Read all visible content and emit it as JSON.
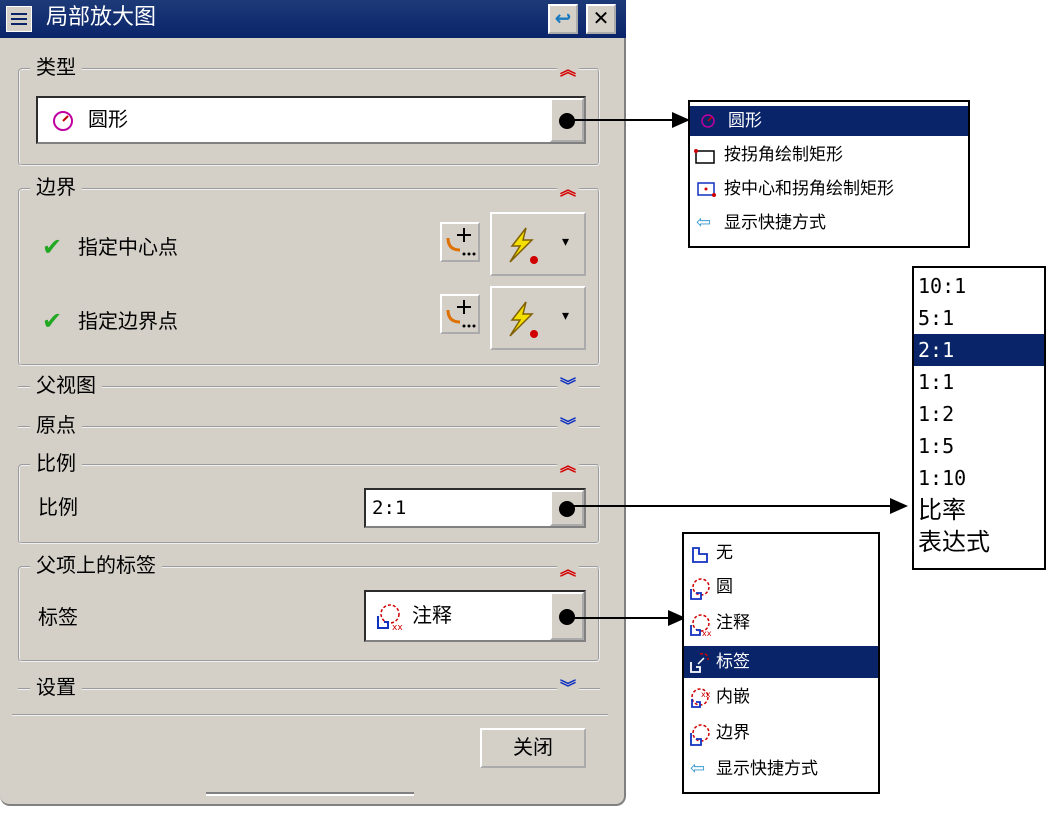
{
  "dialog": {
    "title": "局部放大图",
    "close_label": "关闭"
  },
  "groups": {
    "type": {
      "title": "类型",
      "value": "圆形"
    },
    "boundary": {
      "title": "边界",
      "center_label": "指定中心点",
      "boundary_label": "指定边界点"
    },
    "parent_view": {
      "title": "父视图"
    },
    "origin": {
      "title": "原点"
    },
    "scale": {
      "title": "比例",
      "label": "比例",
      "value": "2:1"
    },
    "parent_label": {
      "title": "父项上的标签",
      "label": "标签",
      "value": "注释"
    },
    "settings": {
      "title": "设置"
    }
  },
  "type_menu": [
    "圆形",
    "按拐角绘制矩形",
    "按中心和拐角绘制矩形",
    "显示快捷方式"
  ],
  "scale_menu": [
    "10:1",
    "5:1",
    "2:1",
    "1:1",
    "1:2",
    "1:5",
    "1:10",
    "比率",
    "表达式"
  ],
  "label_menu": [
    "无",
    "圆",
    "注释",
    "标签",
    "内嵌",
    "边界",
    "显示快捷方式"
  ],
  "chevrons": {
    "expanded": "≈",
    "collapsed": "≈"
  },
  "colors": {
    "selection": "#0a246a",
    "check": "#22a822",
    "expand": "#d40000",
    "collapse": "#1030c0"
  }
}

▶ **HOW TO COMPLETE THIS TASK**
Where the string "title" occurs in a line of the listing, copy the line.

▶ **WRITTEN SOLUTION**
    "title": "局部放大图",
      "title": "类型",
      "title": "边界",
      "title": "父视图"
      "title": "原点"
      "title": "比例",
      "title": "父项上的标签",
      "title": "设置"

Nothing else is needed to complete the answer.